Common Tread

BMW G 310 GS: Is it an adventure motorcycle?

Dec 09, 2016

For at least a few minutes, the one we can't have yet upstaged the one we were riding.

During the press ride for the new BMW G 310 R this week, we stopped for lunch at a seaside restaurant near Malibu and BMW had the R's sibling, the G 310 GS, parked in the dining area. The G 310 R is an important model for BMW worldwide, without question. But just as the R 1200 GS is the company's best selling model, I expect the G 310 GS to be the best seller in the new G line of smaller BMWs — and maybe the best selling BMW of all.

Of course everyone went over to check out the little GS. For those of us who didn't make it to the EICMA show in Italy, this was our first chance to leave greasy fingerprints on the mini-GS.

Comments were almost universally positive. While the G 310 R has a family resemblance to the S 1000 R, the G 310 GS looks even more like a scale model of the R 1200 GS.

BMW G 310 GS
BMW had a G 310 GS on display at the lunch stop of our G 310 R ride. BMW photo.

So let the debate begin

The predictable debate has already begun in the dirty, adventure-riding corners of the internet, especially since Kawasaki also announced the Versys-X 300 and Honda unveiled the CRF250L Rally. Segments of the ADV community have been clamoring for lighter adventure bikes for a long time, and now there are new choices. So the question is, which one best meets a particular rider's needs for long-haul ability and off-road capability?

The new, small Versys departed from its bigger siblings by getting spoked wheels, including a 19-inch front, allowing for a wide range of dual-sport tires. The Honda got more suspension travel over the CRF250L dual-sport it was based on. In other words, both moved toward the dirt end of the spectrum. Then came the BMW, with cast wheels. The frame, engine and many other parts are the same as on the street-going G 310 R. So is it really a lighter version of the famously capable go-anywhere R 1200 GS, or just a scale model for looks only?

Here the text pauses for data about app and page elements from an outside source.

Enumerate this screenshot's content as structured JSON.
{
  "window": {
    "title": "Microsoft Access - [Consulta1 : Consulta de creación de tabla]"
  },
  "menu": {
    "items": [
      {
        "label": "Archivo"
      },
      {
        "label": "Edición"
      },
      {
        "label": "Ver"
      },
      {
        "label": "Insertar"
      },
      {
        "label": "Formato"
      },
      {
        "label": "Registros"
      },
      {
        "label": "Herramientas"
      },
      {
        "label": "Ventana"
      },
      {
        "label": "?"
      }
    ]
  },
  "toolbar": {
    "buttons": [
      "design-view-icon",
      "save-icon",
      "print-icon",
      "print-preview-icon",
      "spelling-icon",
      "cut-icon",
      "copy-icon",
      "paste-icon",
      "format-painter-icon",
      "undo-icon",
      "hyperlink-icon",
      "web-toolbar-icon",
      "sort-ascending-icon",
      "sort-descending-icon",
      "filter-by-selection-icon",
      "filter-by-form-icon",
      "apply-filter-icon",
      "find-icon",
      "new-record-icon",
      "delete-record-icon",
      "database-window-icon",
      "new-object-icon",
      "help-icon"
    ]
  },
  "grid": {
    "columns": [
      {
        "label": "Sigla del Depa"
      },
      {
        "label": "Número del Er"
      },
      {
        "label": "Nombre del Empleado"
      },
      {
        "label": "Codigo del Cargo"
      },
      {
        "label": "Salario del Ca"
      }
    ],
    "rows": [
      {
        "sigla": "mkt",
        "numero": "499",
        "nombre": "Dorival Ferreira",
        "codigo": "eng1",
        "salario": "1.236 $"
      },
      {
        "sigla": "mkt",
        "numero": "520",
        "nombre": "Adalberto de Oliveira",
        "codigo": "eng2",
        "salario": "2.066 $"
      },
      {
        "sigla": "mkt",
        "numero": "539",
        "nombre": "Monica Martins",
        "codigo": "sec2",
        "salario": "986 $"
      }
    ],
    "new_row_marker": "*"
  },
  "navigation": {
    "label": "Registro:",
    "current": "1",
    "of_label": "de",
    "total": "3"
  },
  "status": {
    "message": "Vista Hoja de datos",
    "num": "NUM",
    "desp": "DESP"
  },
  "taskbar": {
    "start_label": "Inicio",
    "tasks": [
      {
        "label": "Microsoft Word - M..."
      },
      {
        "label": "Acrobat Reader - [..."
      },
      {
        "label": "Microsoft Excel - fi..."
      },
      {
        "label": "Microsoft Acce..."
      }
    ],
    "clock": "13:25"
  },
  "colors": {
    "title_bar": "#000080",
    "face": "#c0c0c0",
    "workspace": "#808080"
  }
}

After the day's ride on the G 310 R, I happened to end up on a bar stool next to BMW Motorrad North America Vice President Michael Peyton, a Harley-Davidson veteran who joined BMW this summer. Naturally, I peppered him with questions before he had to leave to catch his red-eye back to HQ in New Jersey (or at least that's what he told me — maybe he just wanted to escape a pesky motorcycle writer).

One of those questions was: Why not spoked wheels and maybe a bit more suspension travel on the G 310 GS? Why not give it a little more of the R 1200 GS's off-road capability to go with its looks?

His answer, to paraphrase, was that it doesn't really need it. Given the way the vast majority of buyers will use the G 310 GS, the cast wheels were the way to go.

I know there will be a group of adventure riders, particularly in North America, who have been wanting a lighter weight adventure option and will disagree with him. But I also know, looking at things from a broader perspective, that he's right. The G line of motorcycles is BMW's entry into huge markets in India, Brazil and Asian countries where, right now, BMW has nothing to offer the average, middle-class consumer. The G 310 GS doesn't have the wheels, fuel capacity, suspension travel and he-manliness to make it the star of the next outrageous off-road adventure video, but it might well be perfect for navigating the questionable roads of a lot of motorcycle-happy countries around the world.

Of course my answer to Mike was that yeah, maybe the bike doesn't need spoked wheels, but we motorcyclists have a long history of walking right past what we need in the showroom to get to the object of lust that we desire. I wonder if middle class consumers in those other countries will pick up our bad habits and start buying motorcycles that provide the image they're looking for, instead of the performance they need.

BMW G 310 GS
BMW unveiled the G 310 GS at the EICMA show last month. BMW photo.

The good and bad news

When the G 310 GS was announced, I saw the guessing games begin on web forums about how much it would cost. Some suggested BMW might ask $10,000. The good news is it will be around half that. BMW made sure the G 310 R came in under $5,000, and execs said the GS would be "similarly attractively priced."

The bad news is that the bikes won't be in dealers until the second half of 2017 — or maybe near the end of the year. So it may be a while before we have a final verdict on how much adventuring the G 310 GS can really handle.